[Items from an interface collection]
● ● ●
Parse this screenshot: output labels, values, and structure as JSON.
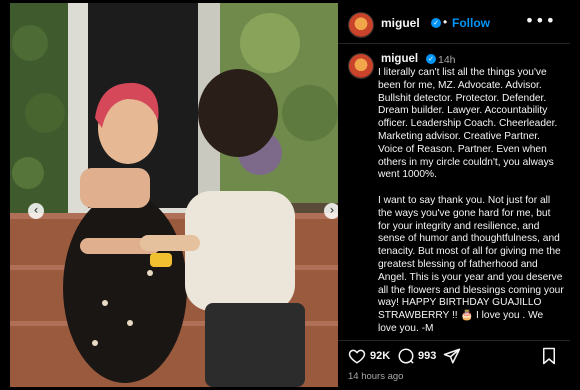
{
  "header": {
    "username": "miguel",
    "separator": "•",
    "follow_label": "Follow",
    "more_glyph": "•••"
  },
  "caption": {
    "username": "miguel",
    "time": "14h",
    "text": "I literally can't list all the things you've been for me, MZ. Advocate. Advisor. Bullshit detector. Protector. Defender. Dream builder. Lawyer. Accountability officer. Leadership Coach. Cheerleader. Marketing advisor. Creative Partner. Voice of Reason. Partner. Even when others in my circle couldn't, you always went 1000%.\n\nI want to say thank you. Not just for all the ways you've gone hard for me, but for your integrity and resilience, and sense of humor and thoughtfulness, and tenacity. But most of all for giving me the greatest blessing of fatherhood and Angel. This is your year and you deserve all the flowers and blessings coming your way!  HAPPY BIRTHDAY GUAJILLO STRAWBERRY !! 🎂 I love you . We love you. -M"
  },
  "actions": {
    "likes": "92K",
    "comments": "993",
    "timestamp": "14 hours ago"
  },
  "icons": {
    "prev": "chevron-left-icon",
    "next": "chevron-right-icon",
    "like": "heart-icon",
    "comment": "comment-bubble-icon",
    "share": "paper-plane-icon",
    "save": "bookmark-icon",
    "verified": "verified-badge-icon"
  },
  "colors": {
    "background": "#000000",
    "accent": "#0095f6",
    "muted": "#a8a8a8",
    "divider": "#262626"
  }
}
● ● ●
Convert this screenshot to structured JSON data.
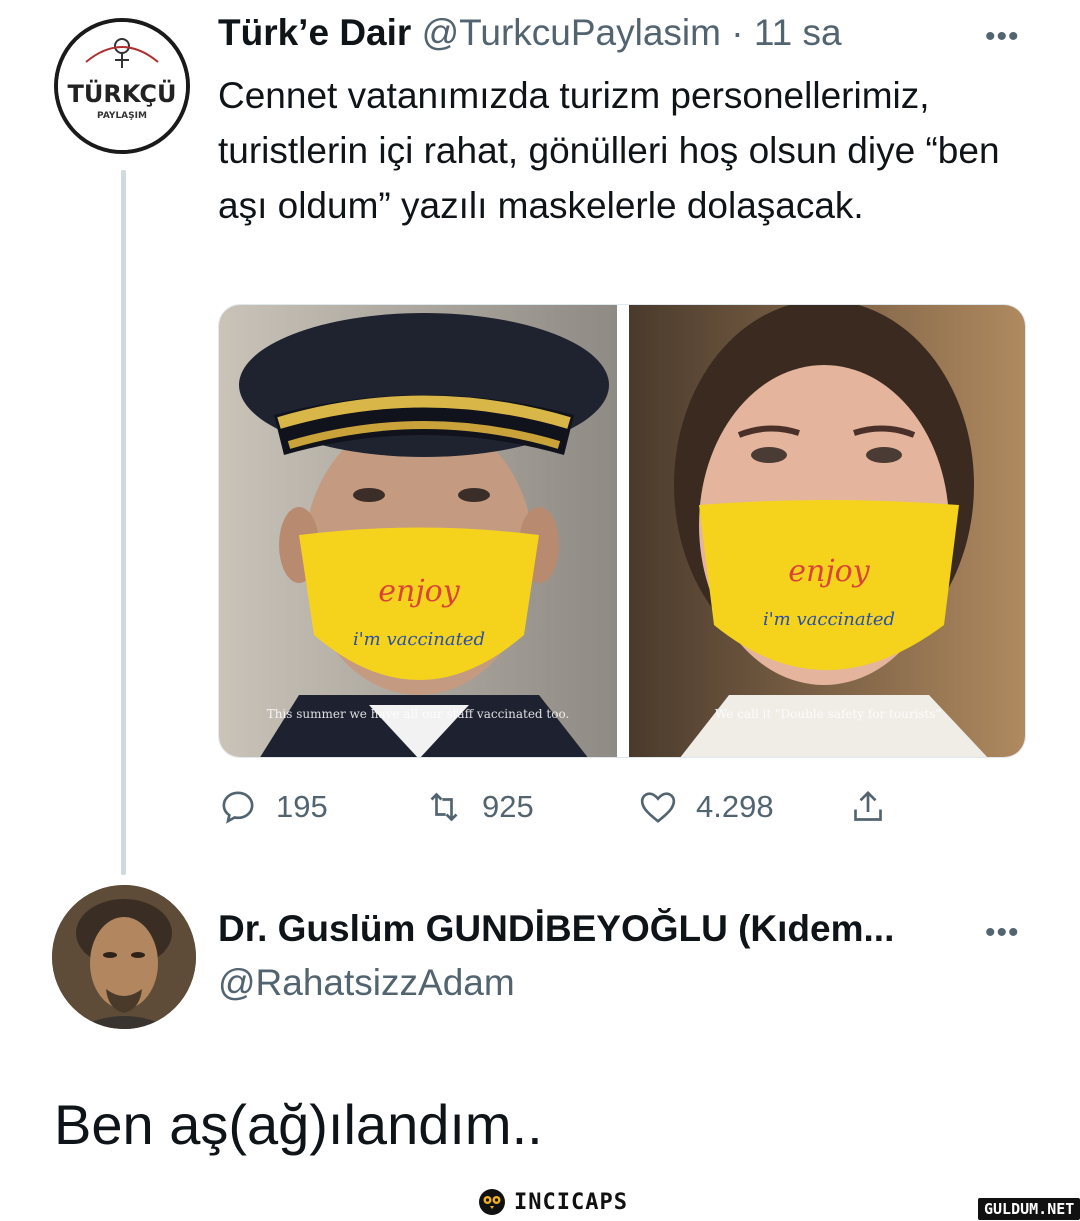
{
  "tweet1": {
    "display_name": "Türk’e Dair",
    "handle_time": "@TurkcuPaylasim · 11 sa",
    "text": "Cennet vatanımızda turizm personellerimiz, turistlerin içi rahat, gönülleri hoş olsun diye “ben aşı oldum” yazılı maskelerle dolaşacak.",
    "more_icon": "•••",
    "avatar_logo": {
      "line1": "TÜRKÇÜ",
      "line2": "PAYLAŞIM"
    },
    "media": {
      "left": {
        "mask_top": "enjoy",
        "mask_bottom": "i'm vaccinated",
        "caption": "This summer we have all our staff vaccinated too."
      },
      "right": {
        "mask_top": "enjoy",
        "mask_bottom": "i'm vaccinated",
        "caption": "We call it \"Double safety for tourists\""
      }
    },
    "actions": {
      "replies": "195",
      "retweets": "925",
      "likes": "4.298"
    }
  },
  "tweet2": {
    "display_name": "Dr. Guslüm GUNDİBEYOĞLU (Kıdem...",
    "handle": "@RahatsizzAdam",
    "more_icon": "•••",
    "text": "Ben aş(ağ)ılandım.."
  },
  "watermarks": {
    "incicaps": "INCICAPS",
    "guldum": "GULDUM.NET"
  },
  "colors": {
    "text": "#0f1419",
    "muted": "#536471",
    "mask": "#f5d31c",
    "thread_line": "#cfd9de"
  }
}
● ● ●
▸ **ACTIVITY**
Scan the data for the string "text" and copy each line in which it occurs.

▸ **ANSWER FOR THE TASK**
    "text": "I literally can't list all the things you've been for me, MZ. Advocate. Advisor. Bullshit detector. Protector. Defender. Dream builder. Lawyer. Accountability officer. Leadership Coach. Cheerleader. Marketing advisor. Creative Partner. Voice of Reason. Partner. Even when others in my circle couldn't, you always went 1000%.\n\nI want to say thank you. Not just for all the ways you've gone hard for me, but for your integrity and resilience, and sense of humor and thoughtfulness, and tenacity. But most of all for giving me the greatest blessing of fatherhood and Angel. This is your year and you deserve all the flowers and blessings coming your way!  HAPPY BIRTHDAY GUAJILLO STRAWBERRY !! 🎂 I love you . We love you. -M"
    "text": "Cennet vatanımızda turizm personellerimiz, turistlerin içi rahat, gönülleri hoş olsun diye “ben aşı oldum” yazılı maskelerle dolaşacak.",
    "text": "Ben aş(ağ)ılandım.."
    "text": "#0f1419",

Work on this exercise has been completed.